[Data records]
◆ ◆ ◆ ◆ ◆ ◆ ◆
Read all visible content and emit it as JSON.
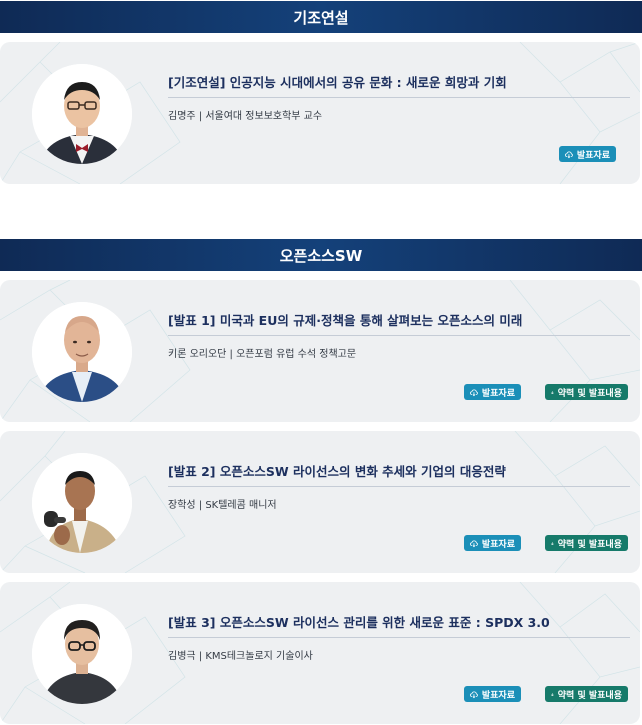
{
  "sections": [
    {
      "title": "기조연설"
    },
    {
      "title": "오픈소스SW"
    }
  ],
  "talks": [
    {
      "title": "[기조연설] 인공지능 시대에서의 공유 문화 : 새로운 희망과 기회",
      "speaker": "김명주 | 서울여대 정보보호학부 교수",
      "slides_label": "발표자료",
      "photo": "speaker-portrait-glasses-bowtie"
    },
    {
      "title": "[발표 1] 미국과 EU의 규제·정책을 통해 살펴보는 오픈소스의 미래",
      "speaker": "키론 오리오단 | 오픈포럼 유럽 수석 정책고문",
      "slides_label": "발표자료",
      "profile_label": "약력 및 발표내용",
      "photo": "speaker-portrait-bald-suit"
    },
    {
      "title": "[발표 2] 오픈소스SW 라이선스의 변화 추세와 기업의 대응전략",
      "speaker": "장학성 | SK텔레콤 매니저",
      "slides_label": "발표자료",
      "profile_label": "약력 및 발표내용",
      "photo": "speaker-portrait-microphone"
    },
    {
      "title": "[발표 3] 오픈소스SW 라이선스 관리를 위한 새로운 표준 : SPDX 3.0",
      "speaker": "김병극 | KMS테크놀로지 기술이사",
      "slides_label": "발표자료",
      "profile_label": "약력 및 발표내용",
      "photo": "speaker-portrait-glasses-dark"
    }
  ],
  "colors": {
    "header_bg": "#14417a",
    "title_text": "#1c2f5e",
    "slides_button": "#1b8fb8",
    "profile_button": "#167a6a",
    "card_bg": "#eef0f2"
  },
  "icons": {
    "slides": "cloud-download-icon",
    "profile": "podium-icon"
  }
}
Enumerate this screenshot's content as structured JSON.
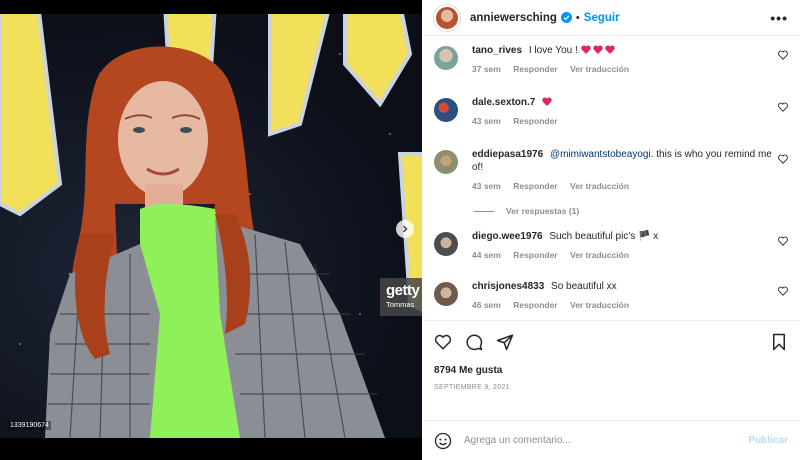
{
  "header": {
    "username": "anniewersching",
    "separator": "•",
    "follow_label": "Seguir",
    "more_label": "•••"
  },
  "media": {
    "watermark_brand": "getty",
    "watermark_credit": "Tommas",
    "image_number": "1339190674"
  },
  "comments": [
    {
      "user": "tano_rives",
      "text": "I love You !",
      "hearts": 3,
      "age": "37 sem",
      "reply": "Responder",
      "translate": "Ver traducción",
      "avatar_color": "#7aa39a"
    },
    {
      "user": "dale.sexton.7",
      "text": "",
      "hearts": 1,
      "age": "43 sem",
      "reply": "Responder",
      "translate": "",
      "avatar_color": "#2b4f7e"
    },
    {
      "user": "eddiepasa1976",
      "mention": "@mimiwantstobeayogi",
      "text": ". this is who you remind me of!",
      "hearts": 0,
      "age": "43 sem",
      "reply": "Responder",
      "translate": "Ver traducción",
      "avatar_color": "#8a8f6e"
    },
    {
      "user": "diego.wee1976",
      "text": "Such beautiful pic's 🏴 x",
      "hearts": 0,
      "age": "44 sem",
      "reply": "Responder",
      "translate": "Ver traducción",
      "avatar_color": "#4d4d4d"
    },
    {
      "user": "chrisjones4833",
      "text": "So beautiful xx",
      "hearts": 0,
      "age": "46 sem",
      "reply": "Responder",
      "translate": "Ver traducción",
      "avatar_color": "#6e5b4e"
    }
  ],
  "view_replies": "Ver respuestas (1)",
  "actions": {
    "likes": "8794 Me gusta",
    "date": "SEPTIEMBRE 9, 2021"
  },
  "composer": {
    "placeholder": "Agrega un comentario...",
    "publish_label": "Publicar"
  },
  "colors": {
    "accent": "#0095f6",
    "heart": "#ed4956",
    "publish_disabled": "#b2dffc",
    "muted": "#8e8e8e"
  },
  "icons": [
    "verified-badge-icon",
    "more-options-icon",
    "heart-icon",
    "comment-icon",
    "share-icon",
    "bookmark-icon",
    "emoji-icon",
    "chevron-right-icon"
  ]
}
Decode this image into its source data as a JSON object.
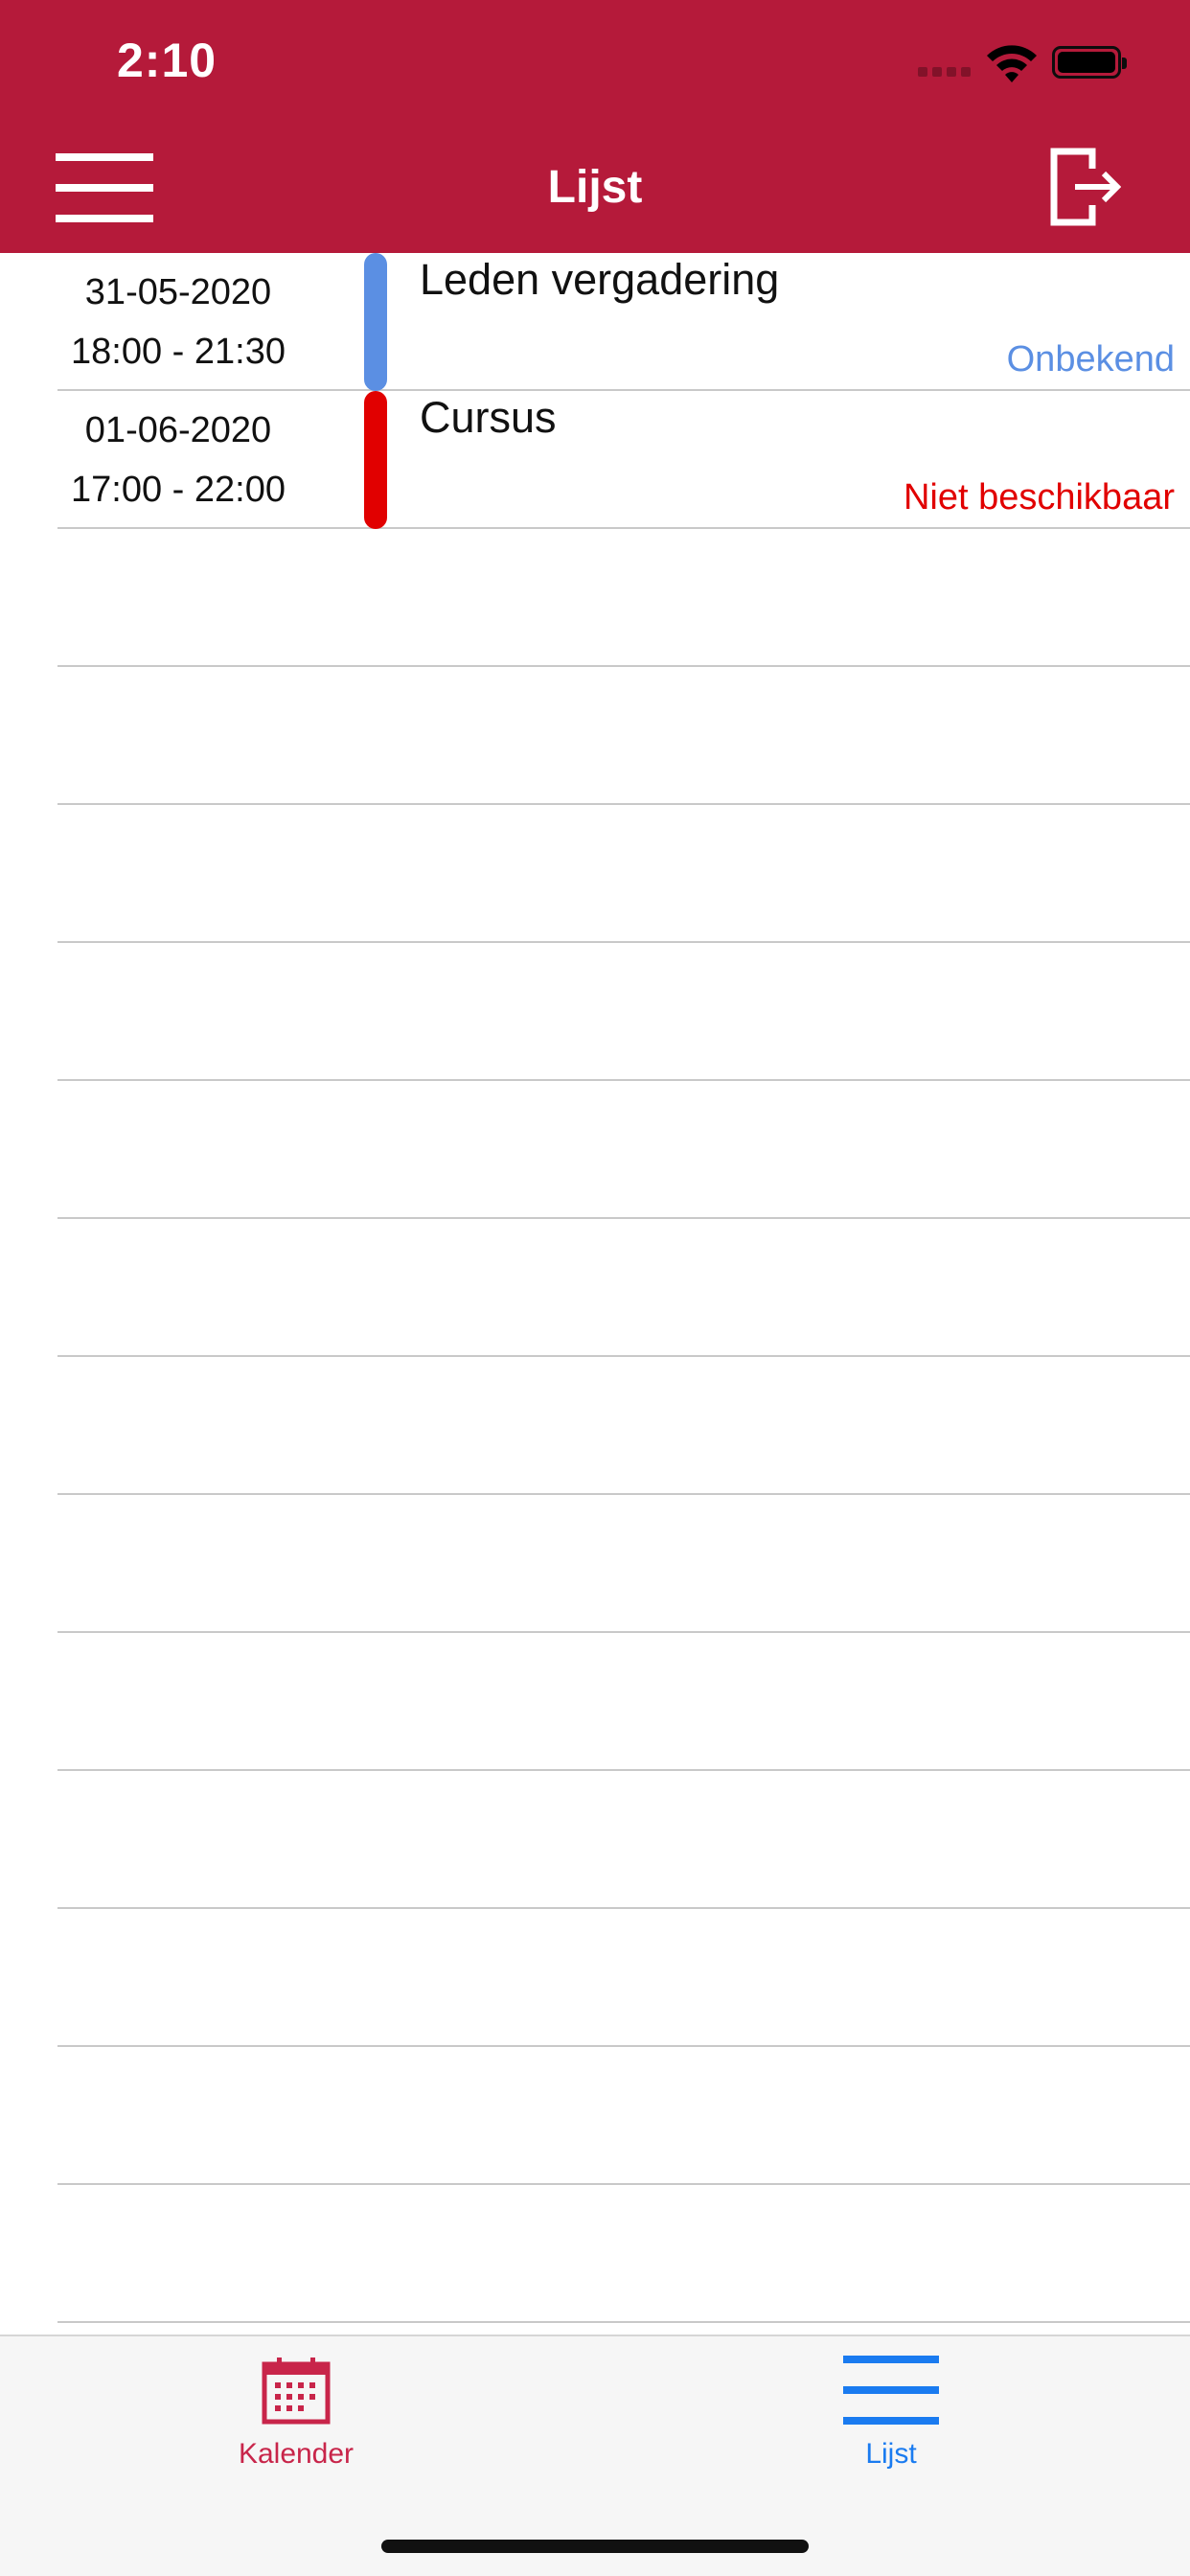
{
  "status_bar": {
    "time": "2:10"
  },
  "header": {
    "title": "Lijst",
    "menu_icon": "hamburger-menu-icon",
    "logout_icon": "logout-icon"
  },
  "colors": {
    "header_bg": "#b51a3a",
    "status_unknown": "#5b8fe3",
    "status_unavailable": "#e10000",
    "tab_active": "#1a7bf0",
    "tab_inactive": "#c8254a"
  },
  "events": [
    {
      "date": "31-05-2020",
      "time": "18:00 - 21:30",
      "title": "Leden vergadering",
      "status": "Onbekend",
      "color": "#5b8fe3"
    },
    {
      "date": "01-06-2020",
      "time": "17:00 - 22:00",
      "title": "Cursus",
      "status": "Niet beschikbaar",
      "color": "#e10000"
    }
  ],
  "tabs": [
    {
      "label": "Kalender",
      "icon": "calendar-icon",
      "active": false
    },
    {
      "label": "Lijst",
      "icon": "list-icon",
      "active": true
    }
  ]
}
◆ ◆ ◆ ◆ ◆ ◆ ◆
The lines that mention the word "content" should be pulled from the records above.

Read all visible content and emit it as JSON.
Enumerate this screenshot's content as structured JSON.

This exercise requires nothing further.